In this paper, the story unfolds about how a passionate group of fellow optometrists, educators and clinicians, with a shared purpose to find the answers about vision therapy began in 1994 with the question: “Does vision therapy lead to improved reading in children with symptomatic convergence insufficiency?” What evolved from this one question lead to the formation of the Convergence Insufficiency Treatment Trial investigator group and a 25 year journey that even now, still has more territory to cover.
As Dr. Scheiman states, “we now have almost 25 years of collaboration, with more than 200 investigators from multiple professions (optometry, ophthalmology, pediatric medicine, physical rehabilitative medicine, neurology, biostatistics, education, psychology, physical therapy) having been a part of our studies. We have been funded by the National Eye Institute for three randomized clinical trials in an era in which such funding is difficult to secure for all researchers, let alone optometrists.
And their work is not done as there are many more important questions that still need to be answered. As research is showing the most common visual diagnoses that is being identified in patients following a concussion is Convergence Insufficiency. To address this Dr. Scheiman announces, “In 2017, we formed the Convergence Insufficiency and Concussion Investigator Group with a goal of achieving National Institutes of Health funding for a multicenter clinical trial.
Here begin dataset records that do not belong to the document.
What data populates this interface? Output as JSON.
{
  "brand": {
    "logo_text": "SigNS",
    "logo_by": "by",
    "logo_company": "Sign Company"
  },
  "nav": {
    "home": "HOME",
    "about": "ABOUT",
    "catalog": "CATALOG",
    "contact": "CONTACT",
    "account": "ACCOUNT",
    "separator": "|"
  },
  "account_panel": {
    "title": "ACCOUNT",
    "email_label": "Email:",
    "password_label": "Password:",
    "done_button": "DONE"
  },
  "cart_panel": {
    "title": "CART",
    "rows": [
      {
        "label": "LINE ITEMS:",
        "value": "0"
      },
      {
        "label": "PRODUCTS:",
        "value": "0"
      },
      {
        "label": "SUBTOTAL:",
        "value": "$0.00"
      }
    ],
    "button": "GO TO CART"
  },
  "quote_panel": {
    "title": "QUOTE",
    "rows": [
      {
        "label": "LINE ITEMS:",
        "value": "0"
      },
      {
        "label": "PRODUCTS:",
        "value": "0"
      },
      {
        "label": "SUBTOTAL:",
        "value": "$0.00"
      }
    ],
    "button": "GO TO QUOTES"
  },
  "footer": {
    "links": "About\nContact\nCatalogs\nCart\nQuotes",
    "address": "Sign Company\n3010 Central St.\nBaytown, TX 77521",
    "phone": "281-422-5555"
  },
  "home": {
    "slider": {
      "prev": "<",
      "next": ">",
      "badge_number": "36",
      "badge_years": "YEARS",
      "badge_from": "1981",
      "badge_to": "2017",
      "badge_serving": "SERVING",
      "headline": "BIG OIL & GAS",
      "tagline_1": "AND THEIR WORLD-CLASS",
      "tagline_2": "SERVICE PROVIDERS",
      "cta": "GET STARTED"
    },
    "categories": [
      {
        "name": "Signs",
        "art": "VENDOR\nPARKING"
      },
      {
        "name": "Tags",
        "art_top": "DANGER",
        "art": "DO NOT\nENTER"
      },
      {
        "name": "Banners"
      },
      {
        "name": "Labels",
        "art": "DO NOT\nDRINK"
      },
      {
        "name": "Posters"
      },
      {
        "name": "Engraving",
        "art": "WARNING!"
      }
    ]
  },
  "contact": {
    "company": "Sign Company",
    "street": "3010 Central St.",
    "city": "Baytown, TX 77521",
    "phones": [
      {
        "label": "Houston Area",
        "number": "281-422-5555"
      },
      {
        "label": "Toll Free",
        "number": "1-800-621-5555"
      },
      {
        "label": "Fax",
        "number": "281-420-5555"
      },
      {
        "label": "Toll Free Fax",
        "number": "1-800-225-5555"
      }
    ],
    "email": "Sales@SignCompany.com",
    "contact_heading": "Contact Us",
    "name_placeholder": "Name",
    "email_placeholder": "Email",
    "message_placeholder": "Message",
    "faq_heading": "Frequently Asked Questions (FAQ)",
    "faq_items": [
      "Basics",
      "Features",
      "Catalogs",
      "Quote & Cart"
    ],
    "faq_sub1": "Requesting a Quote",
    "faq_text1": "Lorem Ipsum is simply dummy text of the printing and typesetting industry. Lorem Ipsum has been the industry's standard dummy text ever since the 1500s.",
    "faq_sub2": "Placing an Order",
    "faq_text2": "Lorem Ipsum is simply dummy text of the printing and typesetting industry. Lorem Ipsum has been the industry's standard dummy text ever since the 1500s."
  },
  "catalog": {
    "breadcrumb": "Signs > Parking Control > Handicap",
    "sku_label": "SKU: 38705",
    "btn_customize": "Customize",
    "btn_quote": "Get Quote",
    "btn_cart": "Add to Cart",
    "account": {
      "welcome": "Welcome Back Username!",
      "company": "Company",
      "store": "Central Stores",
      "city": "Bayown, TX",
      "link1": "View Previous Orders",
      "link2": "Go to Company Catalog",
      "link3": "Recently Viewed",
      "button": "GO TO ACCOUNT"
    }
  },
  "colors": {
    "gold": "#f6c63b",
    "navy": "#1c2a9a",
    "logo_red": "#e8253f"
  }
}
As study chair of the Convergence Insufficiency and Concussion Investigator group, I am excited that optometrists are now working closely with pediatricians, sports concussion physicians, physical therapists, and neuropsychologists in a collaborative relationship to study post-concussion convergence insufficiency.”
It’s a fascinating read that certainly goes a long way to lay to rest the question: Is there any good research to show that vision therapy is effective?
Dan L. Fortenbacher, O.D., FCOVD